# How to complete this task
Pick out every line in the data below that holds "title".

# Source records
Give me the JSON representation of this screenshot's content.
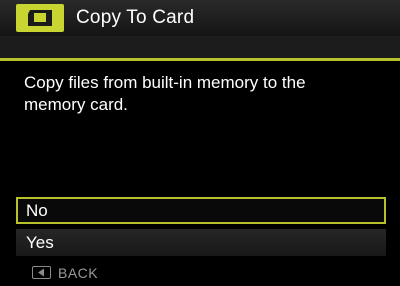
{
  "header": {
    "icon": "memory-card-icon",
    "title": "Copy To Card"
  },
  "dialog": {
    "message": "Copy files from built-in memory to the memory card."
  },
  "options": [
    {
      "label": "No",
      "selected": true
    },
    {
      "label": "Yes",
      "selected": false
    }
  ],
  "footer": {
    "back_icon": "back-arrow-icon",
    "back_label": "BACK"
  },
  "colors": {
    "accent": "#b7c22a",
    "icon_box": "#c8d430",
    "background": "#000000",
    "text": "#ffffff",
    "muted_text": "#9a9a9a"
  }
}
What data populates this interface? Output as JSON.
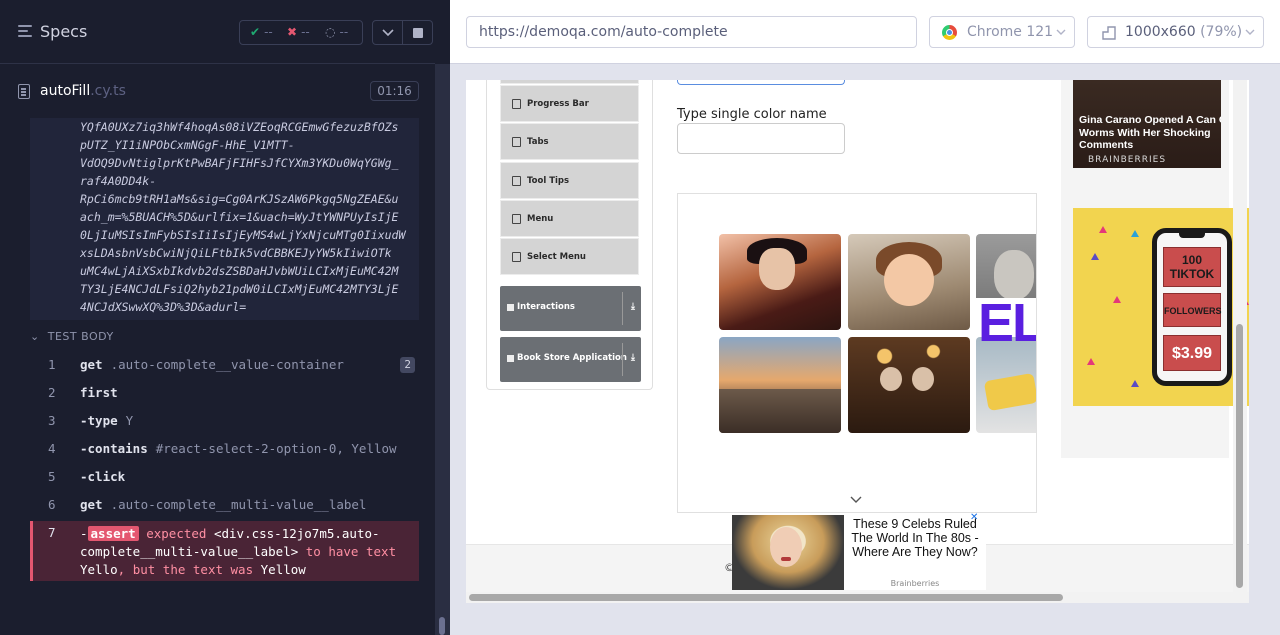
{
  "runner": {
    "header": {
      "title": "Specs"
    },
    "stats": {
      "passed_symbol": "✔",
      "passed": "--",
      "failed_symbol": "✖",
      "failed": "--",
      "pending": "--"
    },
    "spec": {
      "name": "autoFill",
      "ext": ".cy.ts",
      "duration": "01:16"
    },
    "url_log_lines": [
      "YQfA0UXz7iq3hWf4hoqAs08iVZEoqRCGEmwGfezuzBfOZs",
      "pUTZ_YI1iNPObCxmNGgF-HhE_V1MTT-",
      "VdOQ9DvNtiglprKtPwBAFjFIHFsJfCYXm3YKDu0WqYGWg_",
      "raf4A0DD4k-",
      "RpCi6mcb9tRH1aMs&sig=Cg0ArKJSzAW6Pkgq5NgZEAE&u",
      "ach_m=%5BUACH%5D&urlfix=1&uach=WyJtYWNPUyIsIjE",
      "0LjIuMSIsImFybSIsIiIsIjEyMS4wLjYxNjcuMTg0IixudW",
      "xsLDAsbnVsbCwiNjQiLFtbIk5vdCBBKEJyYW5kIiwiOTk",
      "uMC4wLjAiXSxbIkdvb2dsZSBDaHJvbWUiLCIxMjEuMC42M",
      "TY3LjE4NCJdLFsiQ2hyb21pdW0iLCIxMjEuMC42MTY3LjE",
      "4NCJdXSwwXQ%3D%3D&adurl="
    ],
    "test_body": {
      "label": "TEST BODY",
      "commands": [
        {
          "num": "1",
          "name": "get",
          "message": ".auto-complete__value-container",
          "badge": "2"
        },
        {
          "num": "2",
          "name": "first",
          "message": ""
        },
        {
          "num": "3",
          "name": "-type",
          "message": "Y"
        },
        {
          "num": "4",
          "name": "-contains",
          "message": "#react-select-2-option-0, Yellow"
        },
        {
          "num": "5",
          "name": "-click",
          "message": ""
        },
        {
          "num": "6",
          "name": "get",
          "message": ".auto-complete__multi-value__label"
        }
      ],
      "assert": {
        "num": "7",
        "prefix": "-",
        "tag": "assert",
        "expected_label": "expected",
        "subject": "<div.css-12jo7m5.auto-complete__multi-value__label>",
        "to_have_text": "to have text",
        "expected_value": "Yello",
        "but_text": ", but the text was",
        "actual_value": "Yellow"
      }
    }
  },
  "browser": {
    "url": "https://demoqa.com/auto-complete",
    "browser_name": "Chrome 121",
    "viewport": "1000x660",
    "zoom": "(79%)"
  },
  "aut": {
    "menu_items": [
      "Progress Bar",
      "Tabs",
      "Tool Tips",
      "Menu",
      "Select Menu"
    ],
    "groups": [
      "Interactions",
      "Book Store Application"
    ],
    "color_label": "Type single color name",
    "color_input_value": "",
    "ela_text": "ELA",
    "gina_ad": {
      "title": "Gina Carano Opened A Can Of Worms With Her Shocking Comments",
      "source": "BRAINBERRIES"
    },
    "tiktok_ad": {
      "line1": "100",
      "line2": "TIKTOK",
      "followers": "FOLLOWERS",
      "price": "$3.99"
    },
    "bottom_ad": {
      "title": "These 9 Celebs Ruled The World In The 80s - Where Are They Now?",
      "source": "Brainberries",
      "close": "✕"
    },
    "footer_left": "©",
    "footer_right": "."
  }
}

# Answer to this task
    "title": "Copy To Card"
      "title": "Specs"
      "title": "Gina Carano Opened A Can Of Worms With Her Shocking Comments",
      "title": "These 9 Celebs Ruled The World In The 80s - Where Are They Now?",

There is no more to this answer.